Jones PM, Cherry RA, Allen BN, et al. JAMA. 2018;319(2):143-153.
Handoffs between providers are inevitable and are known to introduce risks. This retrospective population-based cohort study in Canada examined the effects of intraoperative handoffs between anesthesiologists on major complications, readmissions, and 30-day mortality among patients undergoing surgery. After adjustment for patient and site characteristics, patients who experienced an anesthesiologist handoff had higher rates of major complications and mortality compared to patients who had the same anesthesiologist throughout their procedure. The number of surgeries in which a handoff occurred increased over time during the 6-year study period. These results suggest that limiting intraoperative anesthesiologist handoffs may improve safety. However, a related editorial posits that reducing handoffs is a simplistic solution that may have unintended consequences and instead recommends that quality improvement approaches, such as developing standardized handoff procedures, may result in more meaningful enhancements for intraoperative anesthesia safety.
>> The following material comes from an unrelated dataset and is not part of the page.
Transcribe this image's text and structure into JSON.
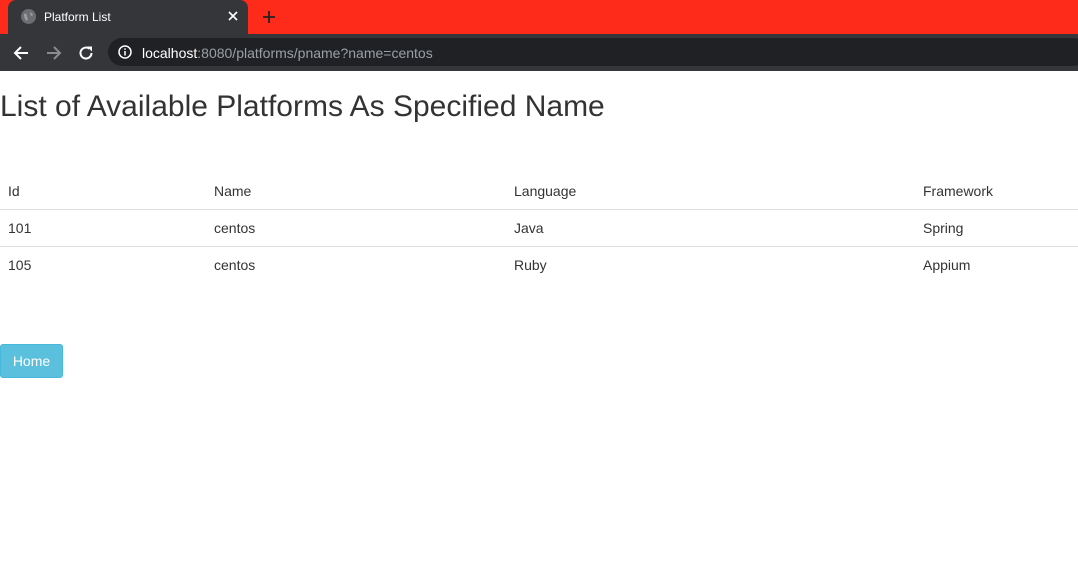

Philadelphia, PA: Pew Charitable Trusts; December 2017.
The usability of health information technologies (IT) is a key component to their safe effective use. This report introduces problems that surface due to poor design of health IT systems, summarizes expert opinion on the role of system usability in patient safety, and describes an approach to monitor and improve the safety of health IT by engaging multistakeholder collaboration.
Campione J, Famolaro T. Jt Comm J Qual Patient Saf. 2018;44:23-32.
Measuring hospital safety culture is considered a best practice supported by both the Agency for Healthcare Research and Quality (AHRQ) and the Leapfrog Group. Although the data linking positive safety culture to patient outcomes is inconclusive, establishing a strong culture of safety is considered essential to patient safety. Researchers analyzed AHRQ Survey on Patient Safety Culture data submitted by 536 hospitals from 2007 through 2014 and identified 6 large (> 400 beds) hospitals demonstrating significant improvement over time. They then conducted interviews with quality leaders from those institutions. Qualitative analysis of interview transcripts revealed common best practices across those hospitals, including systematic safety culture measurement, widespread communication of results, both leadership and frontline engagement in improvement efforts, and implementation of patient safety initiatives. A PSNet perspective discussed how to improve safety culture.